The Aquilion One features advanced dose-reduction and image-processing software, ensuring an “image safely” environment, according to American College of Radiology guidelines for preventing unwarranted radiation exposure.
The world’s most powerful X-ray imaging system, the Aquilion One provides high-resolution images quickly and with the lowest possible dose of radiation. This 320-slice CT scanner can produce 4D images of the body’s organs in less than a heartbeat – right here at Methodist Hospital, and physicians and staff are excited about the possibilities.
“Our acquisition of this system reflects Methodist Hospital’s long-standing commitment to improving patient safety,” President and CEO Dan Ausman said.
Special guests at the ceremony included Chris McGuire, vice president, programs, and director of the H.N. and Frances C. Berger Foundation, and Tim Gosney and Michael Whalen, trustees of the John Stauffer Charitable Trust.
State Sen. Ed Hernandez, OD, of District 49, presented a certificate of commendation to the hospital. Also presenting certificates were representatives from the offices of U.S. Congresswoman Judy Chu, Assemblyman Ed Chau and Supervisor Michael Antonovich. Arcadia City Council Member Robert Harbicht and Arcadia Chamber of Commerce President Arlynn Robinson also presented certificates to the hospital in recognition of its commitment to the community.
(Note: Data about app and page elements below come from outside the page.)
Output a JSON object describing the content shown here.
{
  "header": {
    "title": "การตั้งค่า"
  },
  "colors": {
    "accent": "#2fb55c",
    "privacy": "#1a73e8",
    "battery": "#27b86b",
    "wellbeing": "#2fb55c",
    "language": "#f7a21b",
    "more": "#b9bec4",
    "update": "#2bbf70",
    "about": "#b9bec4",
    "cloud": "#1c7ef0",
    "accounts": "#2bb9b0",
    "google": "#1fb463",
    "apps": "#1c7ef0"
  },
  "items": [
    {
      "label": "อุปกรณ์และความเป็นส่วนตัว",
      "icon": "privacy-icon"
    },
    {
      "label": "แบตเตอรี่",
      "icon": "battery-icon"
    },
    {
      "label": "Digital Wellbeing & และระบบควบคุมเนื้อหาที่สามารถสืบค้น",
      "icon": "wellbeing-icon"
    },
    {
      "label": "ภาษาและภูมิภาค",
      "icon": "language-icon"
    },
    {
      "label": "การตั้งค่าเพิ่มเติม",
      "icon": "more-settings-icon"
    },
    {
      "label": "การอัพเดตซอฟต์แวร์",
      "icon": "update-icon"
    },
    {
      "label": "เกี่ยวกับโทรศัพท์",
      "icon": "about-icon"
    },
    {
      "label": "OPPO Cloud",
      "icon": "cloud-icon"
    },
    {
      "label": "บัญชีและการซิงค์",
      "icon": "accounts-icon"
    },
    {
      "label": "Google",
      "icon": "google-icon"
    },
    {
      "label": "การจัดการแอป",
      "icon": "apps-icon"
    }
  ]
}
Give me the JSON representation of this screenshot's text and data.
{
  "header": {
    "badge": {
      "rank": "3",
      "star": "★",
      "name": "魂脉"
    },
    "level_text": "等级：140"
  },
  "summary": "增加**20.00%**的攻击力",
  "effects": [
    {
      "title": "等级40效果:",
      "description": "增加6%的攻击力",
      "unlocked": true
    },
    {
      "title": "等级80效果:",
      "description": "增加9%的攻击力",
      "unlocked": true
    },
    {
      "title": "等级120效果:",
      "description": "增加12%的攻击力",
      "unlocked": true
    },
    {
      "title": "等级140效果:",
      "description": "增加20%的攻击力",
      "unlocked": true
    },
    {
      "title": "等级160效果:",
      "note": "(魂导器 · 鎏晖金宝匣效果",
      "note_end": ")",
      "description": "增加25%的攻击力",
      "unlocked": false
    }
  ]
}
The new technology delivers the best image quality available while using the absolutely lowest possible, safest dose of radiation. This provides for ideal patient care, including state-of-the-art imaging and the dynamic volume CT scanner, able to acquire 16 cm of anatomy in a single rotation. This ability to acquire an entire organ, such as the heart or brain, with one volume scan opens the door to a whole new world of diagnostic possibilities.
Featuring the fastest acute stroke work-up – 4.5 minutes – far ahead of the community standard of 18-20 minutes, the system also features the innovative Adaptive Iterative Dose Reduction (AIDR) technology and can capture both anatomical and functional data at the same time. This system allows the correct patient protocol to be selected, based on the patient’s age, weight and exam type. The dose is displayed on the console before scanning so the operator can confirm and validate.
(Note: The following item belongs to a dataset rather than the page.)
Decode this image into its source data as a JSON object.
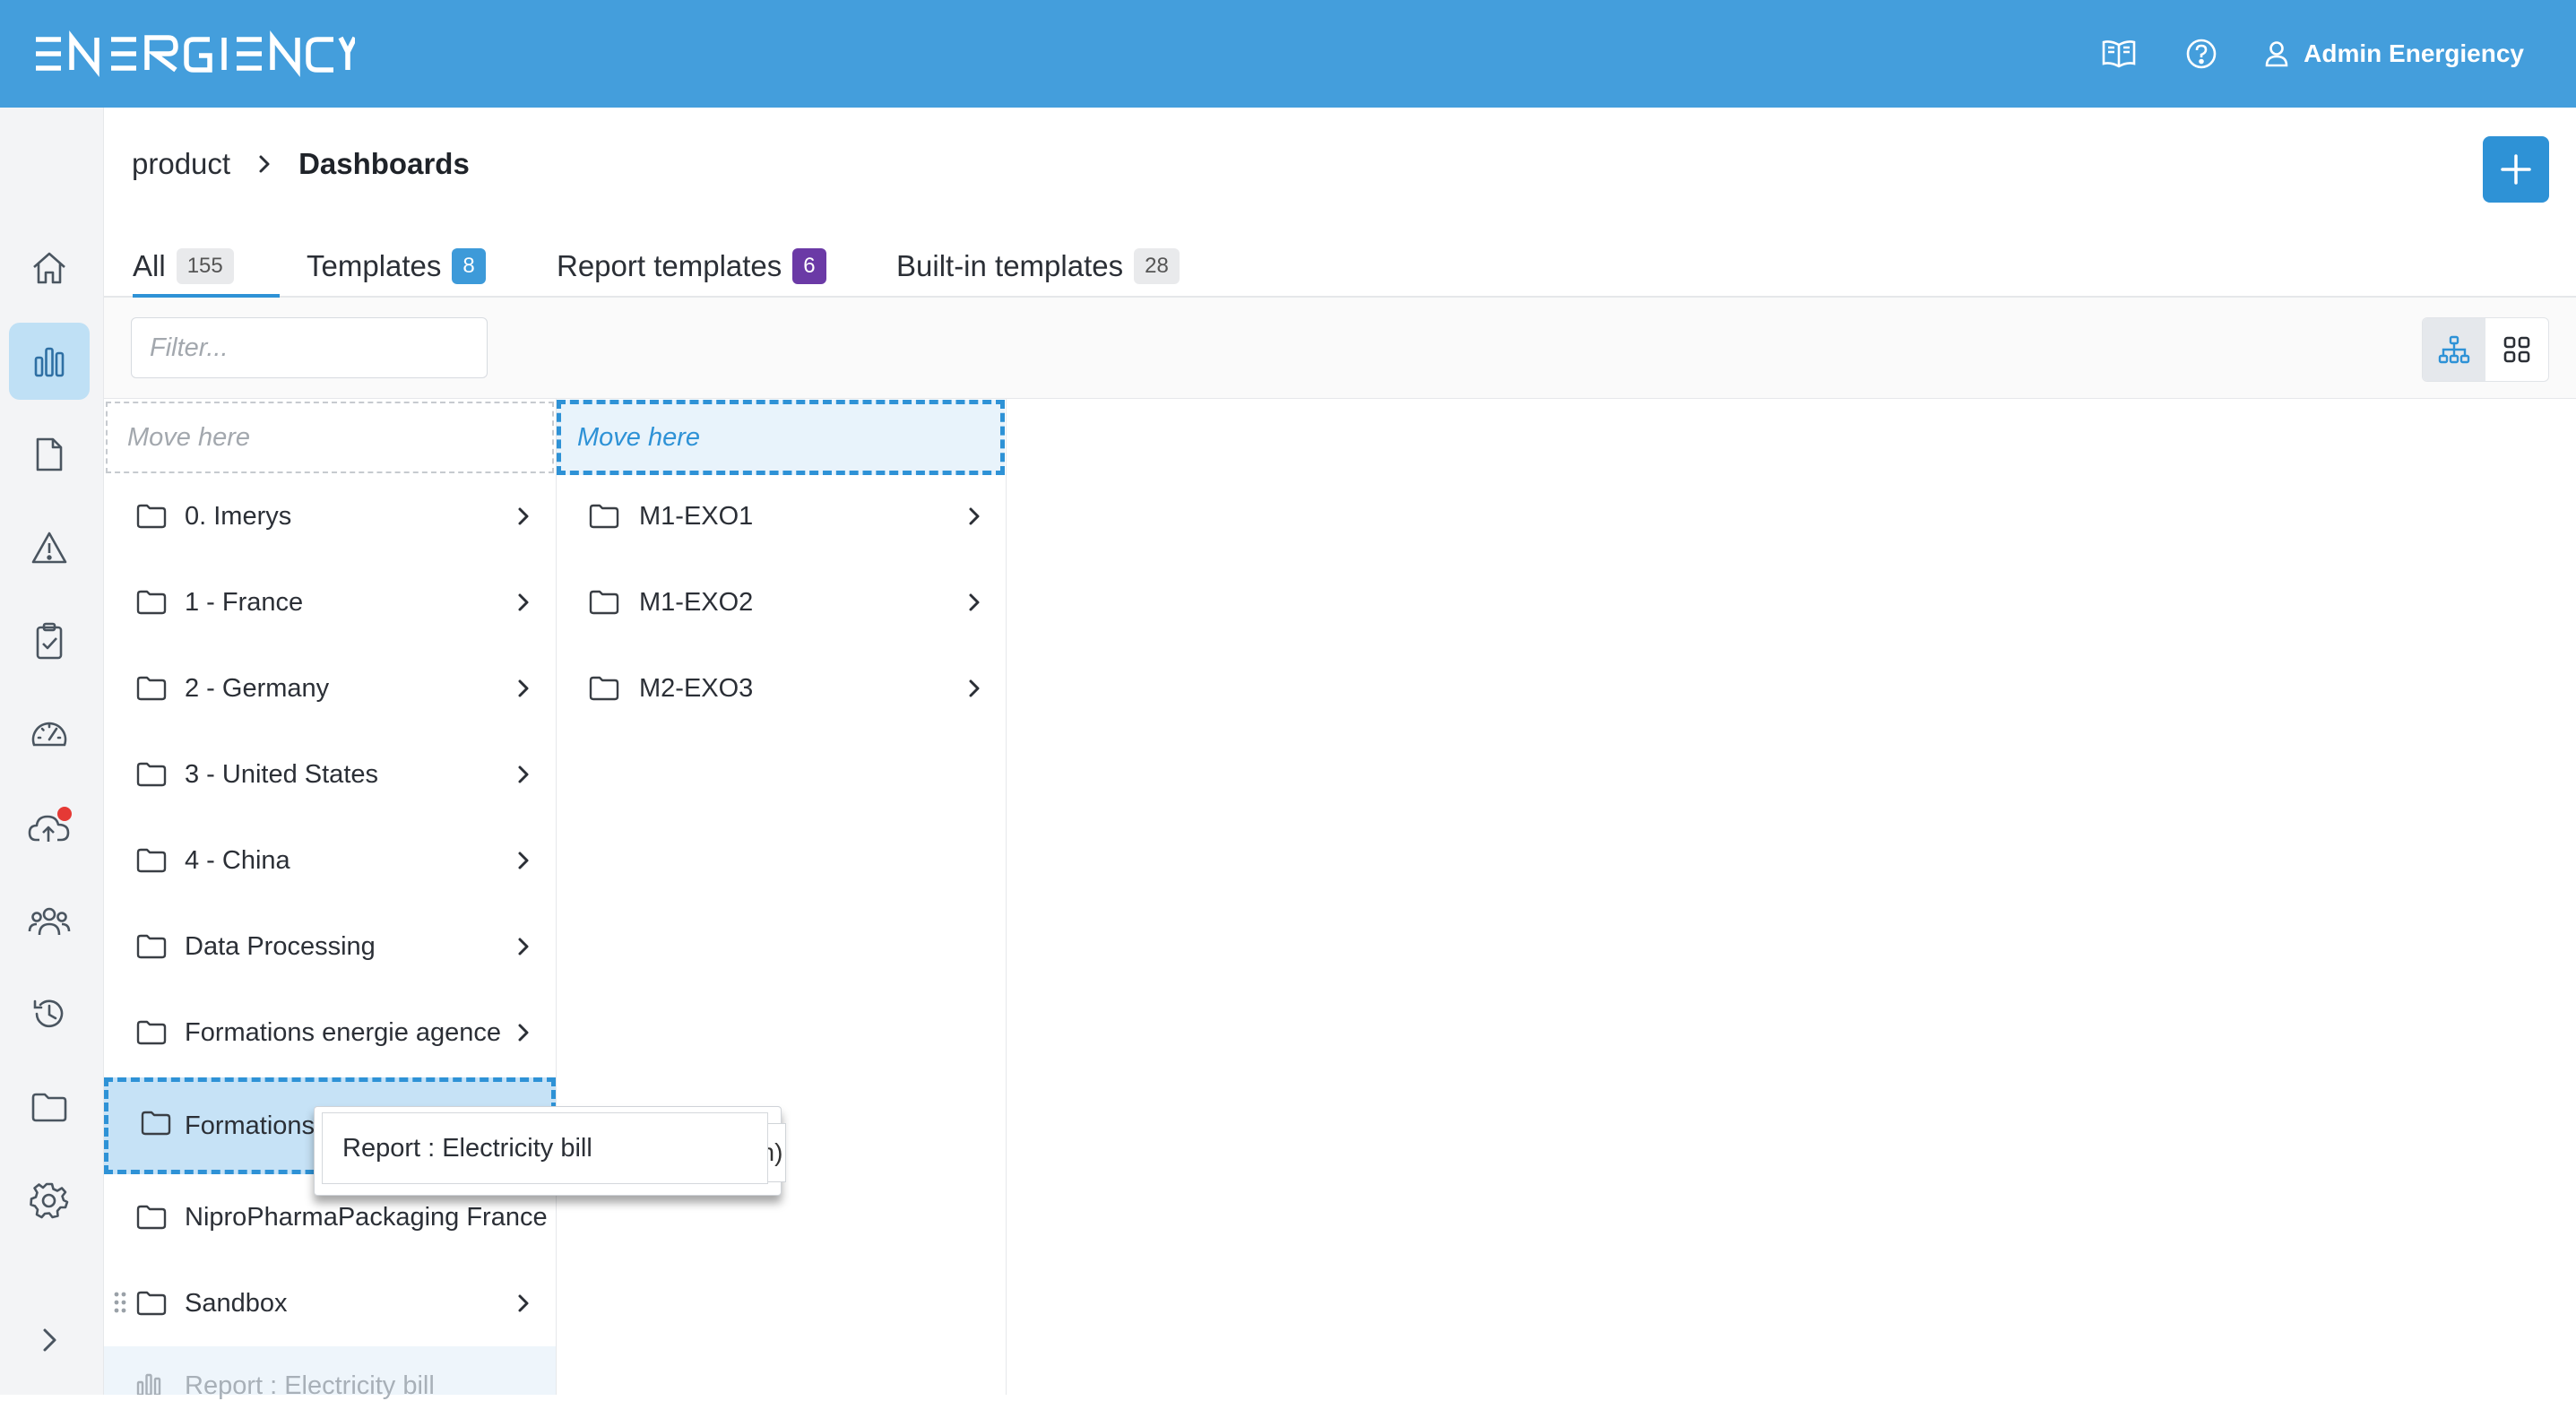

A Hospital CT Tech, Jeff, shows Beacon Media the newest acquisition to Methodist’s diagnostic resources. -Photo by Terry Miller